Judge Prendergast used lawyers for law clerks. When one of them quit unexpectedly, he was persuaded to hire young Bob Schulman, a mere first-year law student. He stayed for 3 1/2 years, until the judge died.
"Getting that job with a brilliant judge is why a University of Baltimore lawyer made it to the Justice Department," says Mr. Schulman, who joined the department in 1974 after a brief stint in the Baltimore public defender's office.
There, he was a member of a soon-to-be-disbanded organized-crime strike force before being recruited as a prosecutor in the local U.S. Attorney's office. In an office charged with bright, driven young men -- among them Mayor Kurt L. Schmoke, Baltimore City Solicitor Neil Janey and several prosecutors who went on to become judges -- Mr. Schulman more than held his own as a bright, driven young man.
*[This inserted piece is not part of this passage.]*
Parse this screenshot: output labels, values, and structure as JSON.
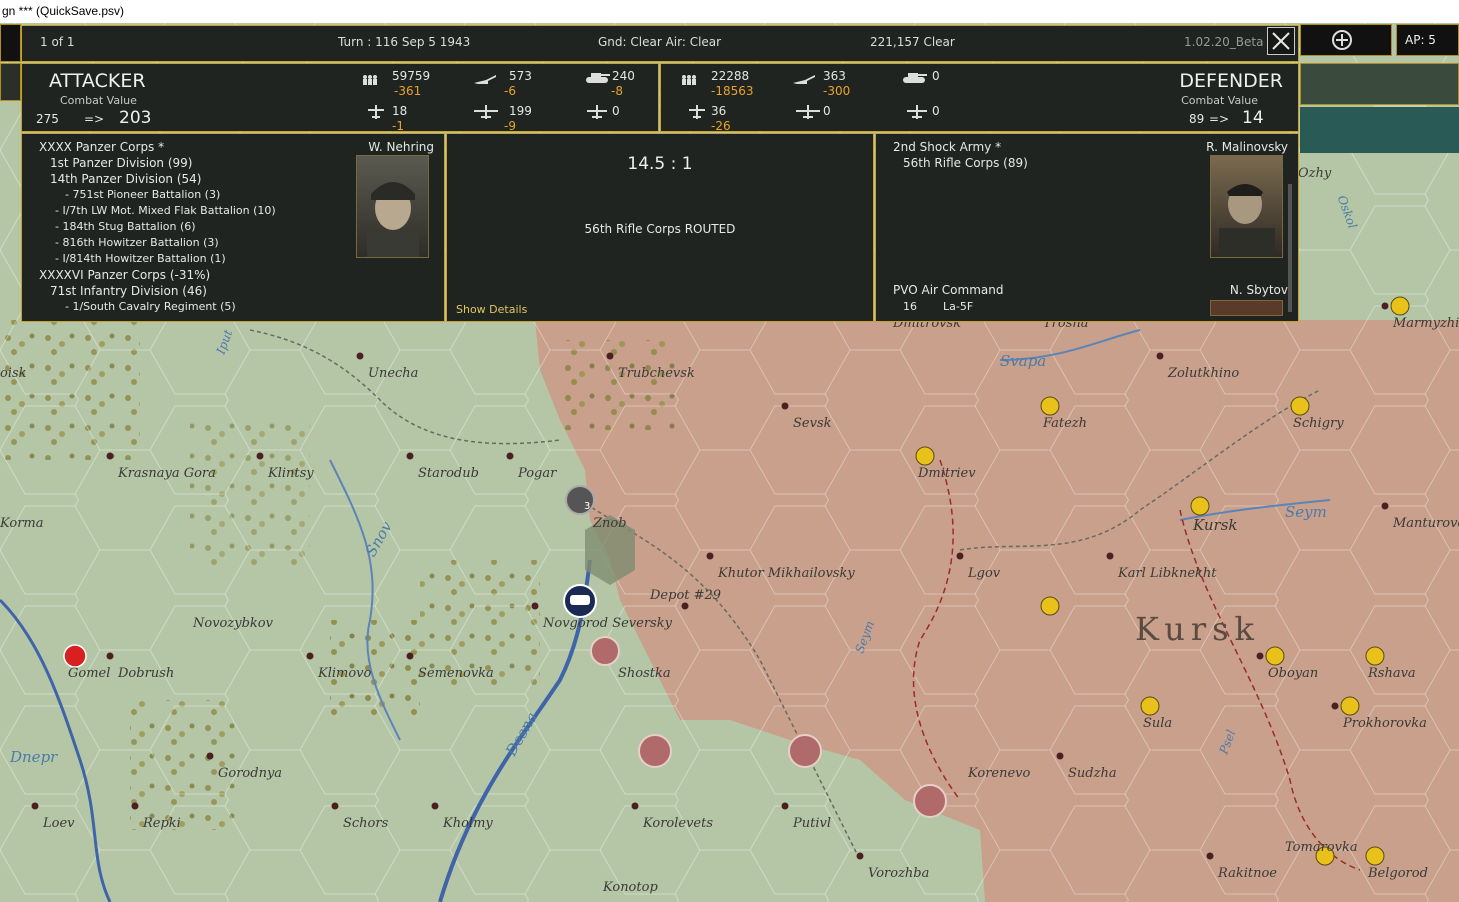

Nicknamed "Frizzy" for a wild head of hair that is now in retreat, Mr. Schulman spent five years in the federal prosecutor's office and served as chief of units investigating narcotics and fraud.
His highlights included a 1979 conviction against former Laurel Raceway owner Joseph E. Shamy, who swindled track shareholders out of more than $1 million. He was the prosecutor who won prison terms for Pagans biker president John "Satan" Marron and four of his henchmen for conspiracy to distribute the hallucinogen PCP. And he won a heroin case against former Dunbar High School basketball star Skip Wise.
Criminals, he says, suffer from chronic stupidity: "They never think they're going to get caught, they never do anything with the money except spend it as fast as they can, and they never tell you they did it."
Not many work as hard at what they do as Bob Schulman works at being a lawyer.
And if fate rules that Bob Schulman's cunning and verve combined with other people's money is the trick that brings pro football back to Baltimore, Mr. Schulman reckons that people will never forget him.
"We're good enough," he says. "I know it."